Global Work with Immigrants Kids (GWIK)
GWIK Consortium Faculty Partners
Global Work with Immigrants Kids (GWIK), builds on the success of our previous 5 year international exchange grant (TRANSPRAC: Transatlantic Alliance for Creating a New Social Service Practitioner) and brings together the strengths of the US Social Work curriculum and the EU Social Education/Social Work curriculum by providing funded student semester exchanges within the GWIK consortium of universities.
A key component of the GWIK curriculum includes four-month abroad field internships at agencies providing services to immigrant children. Our consortium schools in the European Union to which second semester junior social work students may select from among include:
Peter Sabroe Seminariet in Aarhus, Denmark
Ramon Llull Universitat in Barcelona, Spain
Plantijn Hogeschool in Antwerp, Belgium
This distinctive consortium continues to be the only coordinated, international educational effort aimed at synthesizing the strengths of both professional models. Though we have seen an increase in study abroad opportunities for EU and US students, the majority of these international experiences are of short duration (less than one semester), and we know of no other US social work or EU social education programs that offer an international educational innovation focused on the complexity of immigration.
The US accreditation organization is the Council on Social Work Education ( CSWE) which encourages US social work programs to implement curriculum on global social work. Specifically, the CSWE Commission on Global Social Work Education recognizes the increasing numbers of global immigrants to the US, the subsequent impact on social services, and the need for an immediate response by social work programs to develop curricula that can respond to these multi-cultural changes.
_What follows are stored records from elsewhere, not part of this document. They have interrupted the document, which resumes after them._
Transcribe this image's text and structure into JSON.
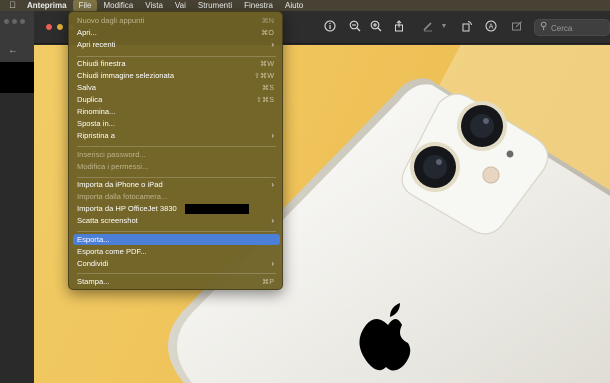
{
  "menubar": {
    "apple_icon": "apple-logo",
    "app_name": "Anteprima",
    "items": [
      "File",
      "Modifica",
      "Vista",
      "Vai",
      "Strumenti",
      "Finestra",
      "Aiuto"
    ],
    "active": "File"
  },
  "toolbar": {
    "search_placeholder": "Cerca",
    "icons": [
      "info-icon",
      "zoom-out-icon",
      "zoom-in-icon",
      "share-icon",
      "markup-pen-icon",
      "rotate-icon",
      "annotate-icon",
      "edit-icon"
    ]
  },
  "file_menu": {
    "items": [
      {
        "label": "Nuovo dagli appunti",
        "shortcut": "⌘N",
        "disabled": true
      },
      {
        "label": "Apri...",
        "shortcut": "⌘O"
      },
      {
        "label": "Apri recenti",
        "submenu": true
      },
      {
        "label": "Chiudi finestra",
        "shortcut": "⌘W"
      },
      {
        "label": "Chiudi immagine selezionata",
        "shortcut": "⇧⌘W"
      },
      {
        "label": "Salva",
        "shortcut": "⌘S"
      },
      {
        "label": "Duplica",
        "shortcut": "⇧⌘S"
      },
      {
        "label": "Rinomina..."
      },
      {
        "label": "Sposta in..."
      },
      {
        "label": "Ripristina a",
        "submenu": true
      },
      {
        "label": "Inserisci password...",
        "disabled": true
      },
      {
        "label": "Modifica i permessi...",
        "disabled": true
      },
      {
        "label": "Importa da iPhone o iPad",
        "submenu": true
      },
      {
        "label": "Importa dalla fotocamera...",
        "disabled": true
      },
      {
        "label": "Importa da HP OfficeJet 3830"
      },
      {
        "label": "Scatta screenshot",
        "submenu": true
      },
      {
        "label": "Esporta...",
        "highlighted": true
      },
      {
        "label": "Esporta come PDF..."
      },
      {
        "label": "Condividi",
        "submenu": true
      },
      {
        "label": "Stampa...",
        "shortcut": "⌘P"
      }
    ],
    "submenu_arrow": "›"
  },
  "colors": {
    "menu_bg": "#6e6226",
    "highlight": "#4b7fd8",
    "photo_bg": "#efc55c",
    "phone_body": "#f0efe9"
  }
}
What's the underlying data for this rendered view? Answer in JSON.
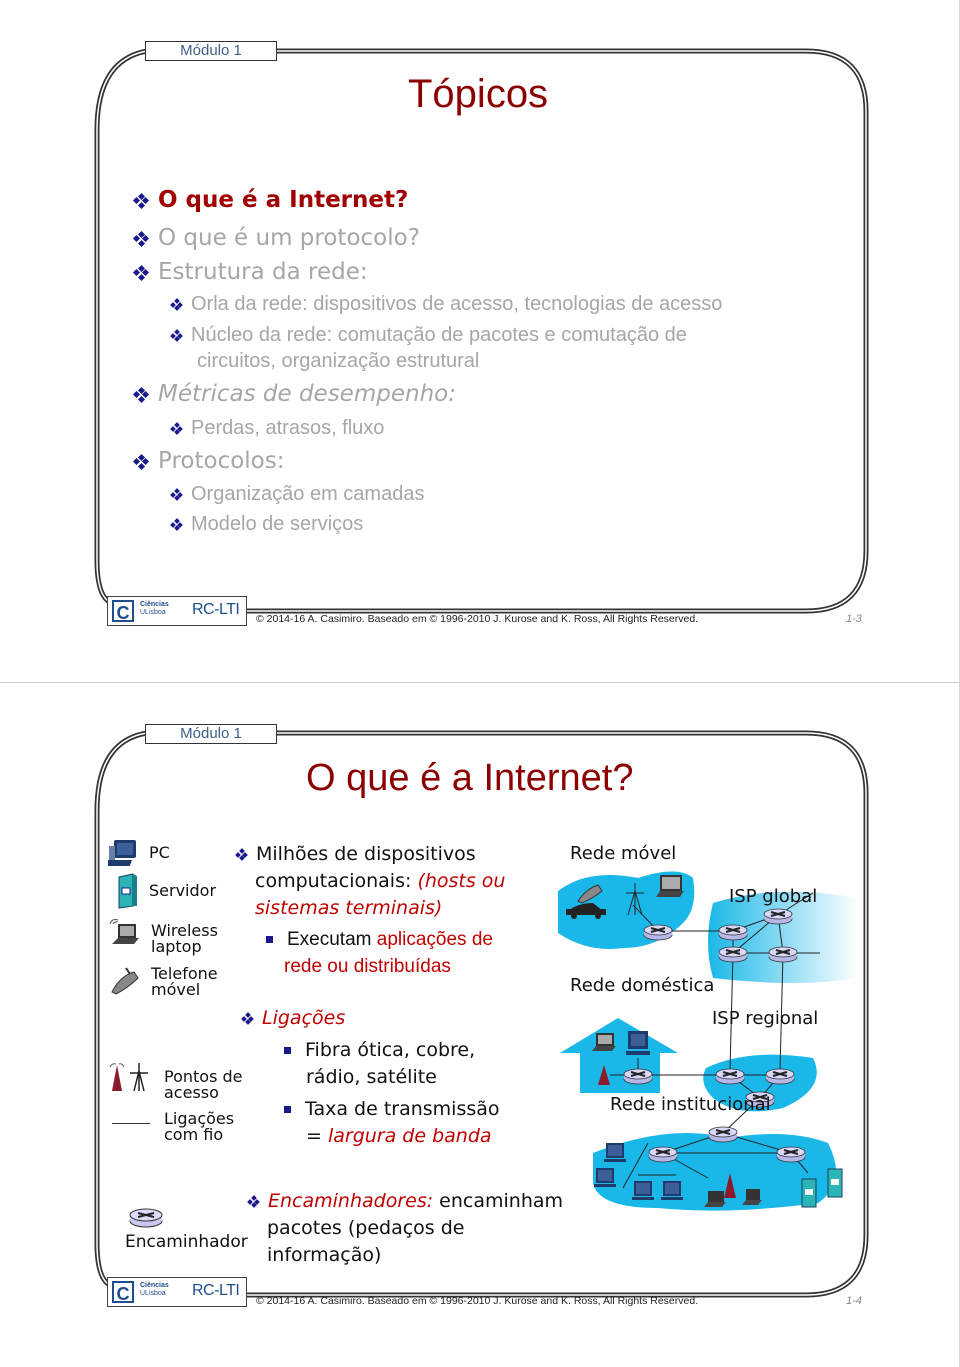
{
  "slides": [
    {
      "module_tag": "Módulo 1",
      "title": "Tópicos",
      "bullets": [
        {
          "level": 1,
          "text": "O que é a Internet?",
          "style": "active"
        },
        {
          "level": 1,
          "text": "O que é um protocolo?",
          "style": "dimmed"
        },
        {
          "level": 1,
          "text": "Estrutura da rede:",
          "style": "dimmed"
        },
        {
          "level": 2,
          "text": "Orla da rede: dispositivos de acesso, tecnologias de acesso",
          "style": "dimmed"
        },
        {
          "level": 2,
          "text": "Núcleo da rede: comutação de pacotes e comutação de",
          "text_cont": "circuitos, organização estrutural",
          "style": "dimmed"
        },
        {
          "level": 1,
          "text": "Métricas de desempenho:",
          "style": "dimmed"
        },
        {
          "level": 2,
          "text": "Perdas, atrasos, fluxo",
          "style": "dimmed"
        },
        {
          "level": 1,
          "text": "Protocolos:",
          "style": "dimmed"
        },
        {
          "level": 2,
          "text": "Organização em camadas",
          "style": "dimmed"
        },
        {
          "level": 2,
          "text": "Modelo de serviços",
          "style": "dimmed"
        }
      ],
      "footer": {
        "logo_letter": "C",
        "logo_line1": "Ciências",
        "logo_line2": "ULisboa",
        "course": "RC-LTI",
        "copyright": "© 2014-16 A. Casimiro. Baseado em © 1996-2010 J. Kurose and K. Ross, All Rights Reserved.",
        "page": "1-3"
      }
    },
    {
      "module_tag": "Módulo 1",
      "title": "O que é a Internet?",
      "legend": [
        {
          "icon": "pc-icon",
          "label": "PC"
        },
        {
          "icon": "server-icon",
          "label": "Servidor"
        },
        {
          "icon": "wireless-laptop-icon",
          "label": "Wireless laptop"
        },
        {
          "icon": "mobile-phone-icon",
          "label": "Telefone móvel"
        },
        {
          "icon": "access-point-icon",
          "label": "Pontos de acesso"
        },
        {
          "icon": "wired-link-icon",
          "label": "Ligações com fio"
        },
        {
          "icon": "router-icon",
          "label": "Encaminhador"
        }
      ],
      "content": {
        "b1_line1": "Milhões de dispositivos",
        "b1_line2_a": "computacionais: ",
        "b1_line2_b": "(hosts ou",
        "b1_line3": "sistemas terminais)",
        "b1_sub_a": "Executam ",
        "b1_sub_b": "aplicações de",
        "b1_sub_c": "rede ou distribuídas",
        "b2_title": "Ligações",
        "b2_sub1_l1": "Fibra ótica, cobre,",
        "b2_sub1_l2": "rádio, satélite",
        "b2_sub2_l1": "Taxa de transmissão",
        "b2_sub2_l2_a": "= ",
        "b2_sub2_l2_b": "largura de banda",
        "b3_title": "Encaminhadores:",
        "b3_l1_rest": " encaminham",
        "b3_l2": "pacotes (pedaços de",
        "b3_l3": "informação)"
      },
      "diagram": {
        "labels": {
          "mobile": "Rede móvel",
          "global_isp": "ISP global",
          "home": "Rede doméstica",
          "regional_isp": "ISP regional",
          "institutional": "Rede institucional"
        },
        "colors": {
          "network_fill": "#1ab8e8",
          "router_fill": "#c8c8f0",
          "ap_red": "#8b1a2a"
        }
      },
      "footer": {
        "logo_letter": "C",
        "logo_line1": "Ciências",
        "logo_line2": "ULisboa",
        "course": "RC-LTI",
        "copyright": "© 2014-16 A. Casimiro. Baseado em © 1996-2010 J. Kurose and K. Ross, All Rights Reserved.",
        "page": "1-4"
      }
    }
  ],
  "colors": {
    "title": "#8b0000",
    "accent_red": "#c00000",
    "dimmed": "#a6a6a6",
    "bullet_blue": "#1a1a8c",
    "module_tag_text": "#3f5f87"
  }
}
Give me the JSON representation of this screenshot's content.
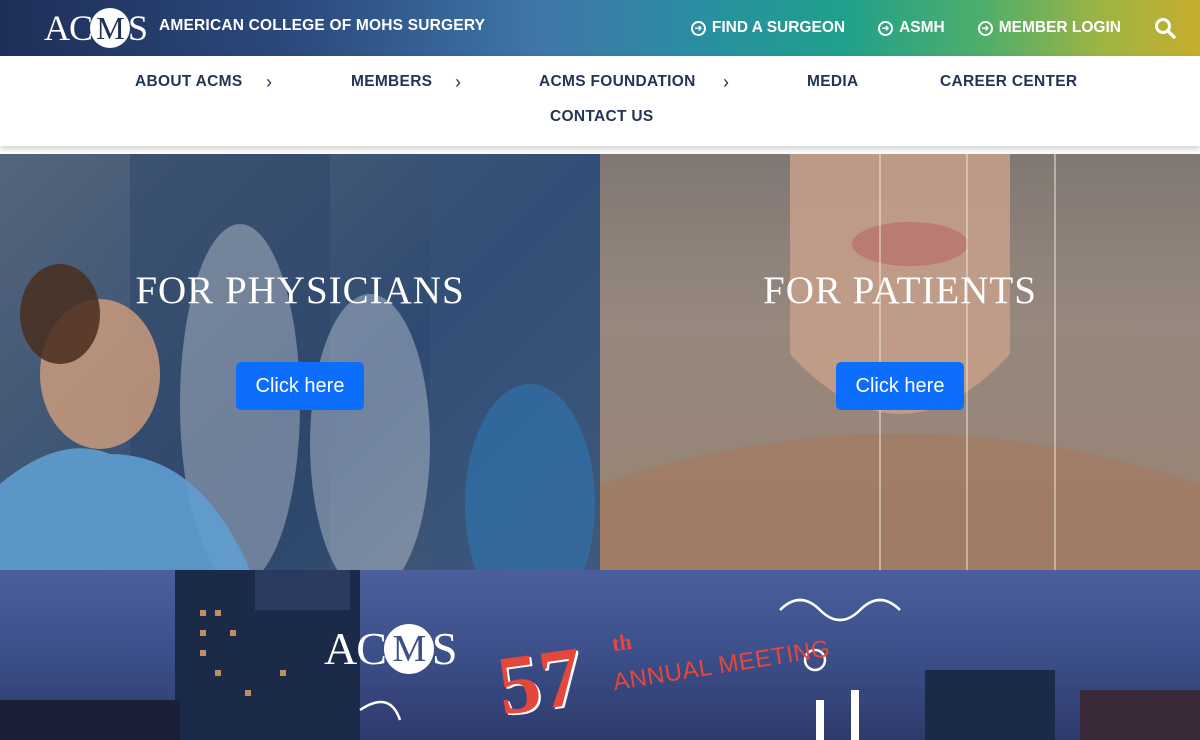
{
  "header": {
    "logo_text": "ACMS",
    "org_name": "AMERICAN COLLEGE OF MOHS SURGERY",
    "links": [
      {
        "label": "FIND A SURGEON",
        "icon": "arrow-circle-icon"
      },
      {
        "label": "ASMH",
        "icon": "arrow-circle-icon"
      },
      {
        "label": "MEMBER LOGIN",
        "icon": "arrow-circle-icon"
      }
    ],
    "search_icon": "search-icon"
  },
  "nav": {
    "items": [
      {
        "label": "ABOUT ACMS",
        "has_submenu": true
      },
      {
        "label": "MEMBERS",
        "has_submenu": true
      },
      {
        "label": "ACMS FOUNDATION",
        "has_submenu": true
      },
      {
        "label": "MEDIA",
        "has_submenu": false
      },
      {
        "label": "CAREER CENTER",
        "has_submenu": false
      },
      {
        "label": "CONTACT US",
        "has_submenu": false
      }
    ]
  },
  "panels": [
    {
      "title": "FOR PHYSICIANS",
      "button_label": "Click here"
    },
    {
      "title": "FOR PATIENTS",
      "button_label": "Click here"
    }
  ],
  "banner": {
    "logo_text": "ACMS",
    "number": "57",
    "suffix": "th",
    "text": "ANNUAL MEETING"
  },
  "colors": {
    "primary_button": "#0d6efd",
    "nav_text": "#233556",
    "accent_red": "#e5473a"
  }
}
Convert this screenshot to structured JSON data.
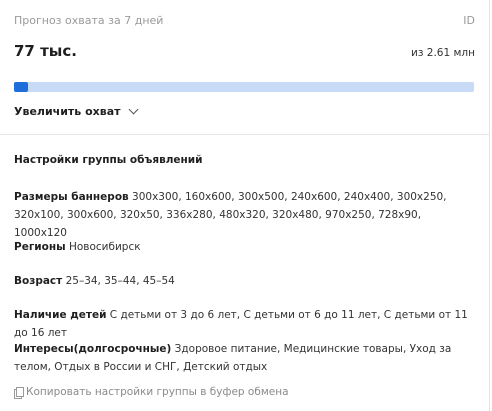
{
  "header": {
    "title": "Прогноз охвата за 7 дней",
    "id_label": "ID"
  },
  "reach": {
    "value": "77 тыс.",
    "total": "из 2.61 млн",
    "progress_fraction": 0.0295
  },
  "increase": {
    "label": "Увеличить охват"
  },
  "settings": {
    "title": "Настройки группы объявлений",
    "banners": {
      "label": "Размеры баннеров",
      "value": "300x300, 160x600, 300x500, 240x600, 240x400, 300x250, 320x100, 300x600, 320x50, 336x280, 480x320, 320x480, 970x250, 728x90, 1000x120"
    },
    "regions": {
      "label": "Регионы",
      "value": "Новосибирск"
    },
    "age": {
      "label": "Возраст",
      "value": "25–34, 35–44, 45–54"
    },
    "children": {
      "label": "Наличие детей",
      "value": "С детьми от 3 до 6 лет, С детьми от 6 до 11 лет, С детьми от 11 до 16 лет"
    },
    "interests": {
      "label": "Интересы(долгосрочные)",
      "value": "Здоровое питание, Медицинские товары, Уход за телом, Отдых в России и СНГ, Детский отдых"
    }
  },
  "copy": {
    "label": "Копировать настройки группы в буфер обмена"
  },
  "icons": {
    "chevron": "chevron-down-icon",
    "copy": "copy-icon"
  },
  "colors": {
    "progress_fill": "#1e6fd9",
    "progress_track": "#c8dbf6"
  }
}
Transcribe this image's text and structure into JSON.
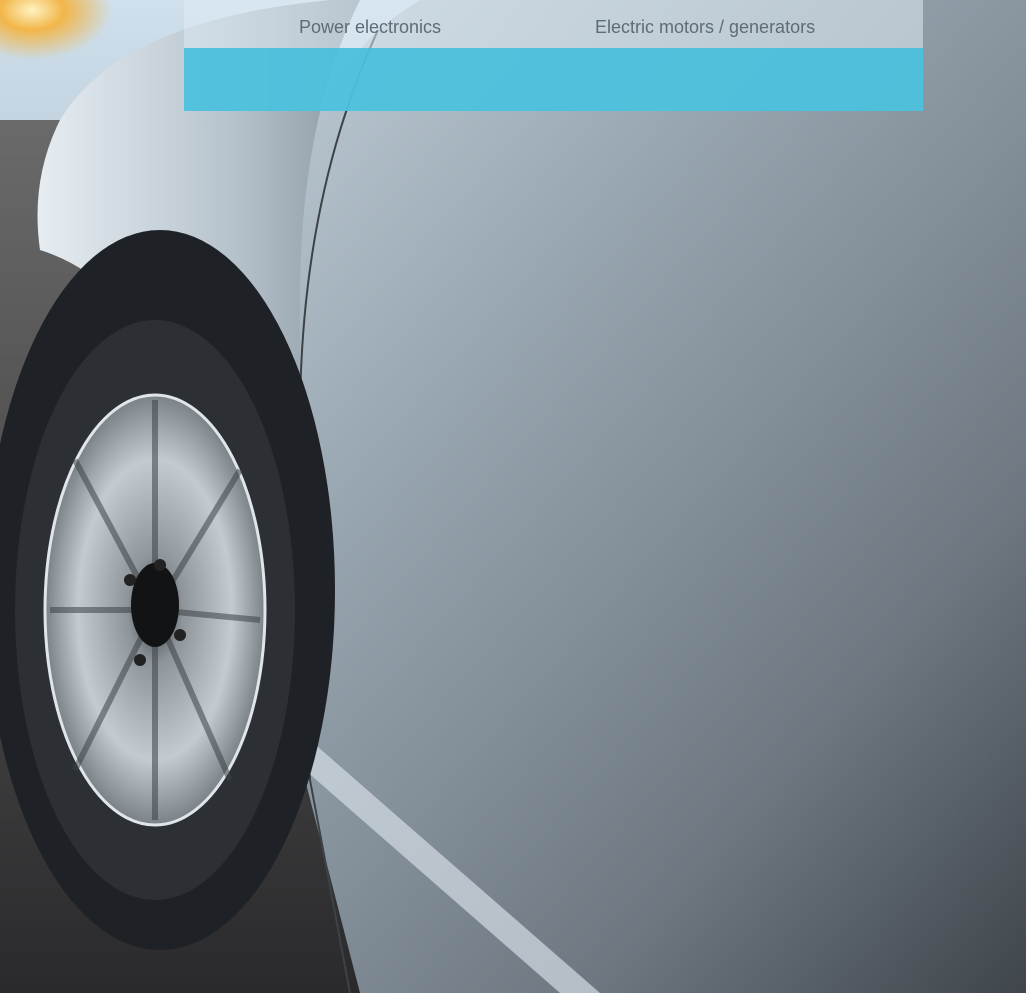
{
  "nav": {
    "items": [
      {
        "label": "Power electronics"
      },
      {
        "label": "Electric motors / generators"
      }
    ]
  },
  "colors": {
    "accent_band": "#4cc1dd",
    "nav_text": "#5f6b76"
  },
  "hero_image": {
    "icon": "car-photo"
  }
}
Likewise in the EU, the Formation d'Educateurs Sociaux Europeens (FESET), the social education professional organization) is giving increased attention to training in global, multi-cultural practice and recognizes the need for an international curriculum that can expand students' skills for work with immigrant populations.
The global demographic shifts that involve significant numbers of immigrant children suggests the critical need for social service practitioners who have the skills, knowledge and values to work within multi-cultural agency settings. In the US, the number of immigrants and refugees entering the country nearly doubled in the last 10 years. It is imperative that practitioners learn the skills that will allow them to help immigrants face complex social, cultural, health, educational, and economic problems, while recognizing the uniqueness of the immigrants' culture as they adjust to a new country. Current US social workers employed in agencies serving immigrants emphasize the importance of prospective employees having actual cross-cultural experience in preparation for understanding clients' global and cultural differences.
For more information, please contact Dr. Susan Grossman, 101 Howley Hall, 865-2519.